• Assignment: Word for word, copy all the data and drop the pictures.
+ + +
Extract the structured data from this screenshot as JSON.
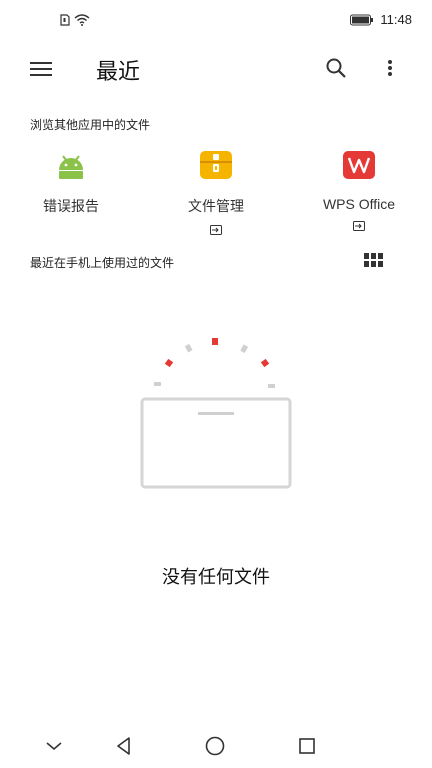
{
  "status_bar": {
    "time": "11:48",
    "icons": [
      "sim-card-icon",
      "wifi-icon",
      "battery-icon"
    ]
  },
  "app_bar": {
    "title": "最近",
    "icons": [
      "menu-icon",
      "search-icon",
      "more-vertical-icon"
    ]
  },
  "browse_section": {
    "title": "浏览其他应用中的文件",
    "sources": [
      {
        "label": "错误报告",
        "icon": "android-icon",
        "external": false
      },
      {
        "label": "文件管理",
        "icon": "file-manager-icon",
        "external": true
      },
      {
        "label": "WPS Office",
        "icon": "wps-icon",
        "external": true
      }
    ]
  },
  "recent_section": {
    "title": "最近在手机上使用过的文件",
    "view_toggle_icon": "grid-view-icon"
  },
  "empty_state": {
    "message": "没有任何文件"
  },
  "nav_bar": {
    "icons": [
      "chevron-down-icon",
      "back-icon",
      "home-icon",
      "recents-icon"
    ]
  },
  "colors": {
    "android_green": "#8bc34a",
    "file_manager_yellow": "#f4b400",
    "wps_red": "#e53935",
    "accent_red": "#e53935"
  }
}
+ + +
• Task response:
Extract the structured data from this screenshot as JSON.
{
  "status_bar": {
    "time": "11:48",
    "icons": [
      "sim-card-icon",
      "wifi-icon",
      "battery-icon"
    ]
  },
  "app_bar": {
    "title": "最近",
    "icons": [
      "menu-icon",
      "search-icon",
      "more-vertical-icon"
    ]
  },
  "browse_section": {
    "title": "浏览其他应用中的文件",
    "sources": [
      {
        "label": "错误报告",
        "icon": "android-icon",
        "external": false
      },
      {
        "label": "文件管理",
        "icon": "file-manager-icon",
        "external": true
      },
      {
        "label": "WPS Office",
        "icon": "wps-icon",
        "external": true
      }
    ]
  },
  "recent_section": {
    "title": "最近在手机上使用过的文件",
    "view_toggle_icon": "grid-view-icon"
  },
  "empty_state": {
    "message": "没有任何文件"
  },
  "nav_bar": {
    "icons": [
      "chevron-down-icon",
      "back-icon",
      "home-icon",
      "recents-icon"
    ]
  },
  "colors": {
    "android_green": "#8bc34a",
    "file_manager_yellow": "#f4b400",
    "wps_red": "#e53935",
    "accent_red": "#e53935"
  }
}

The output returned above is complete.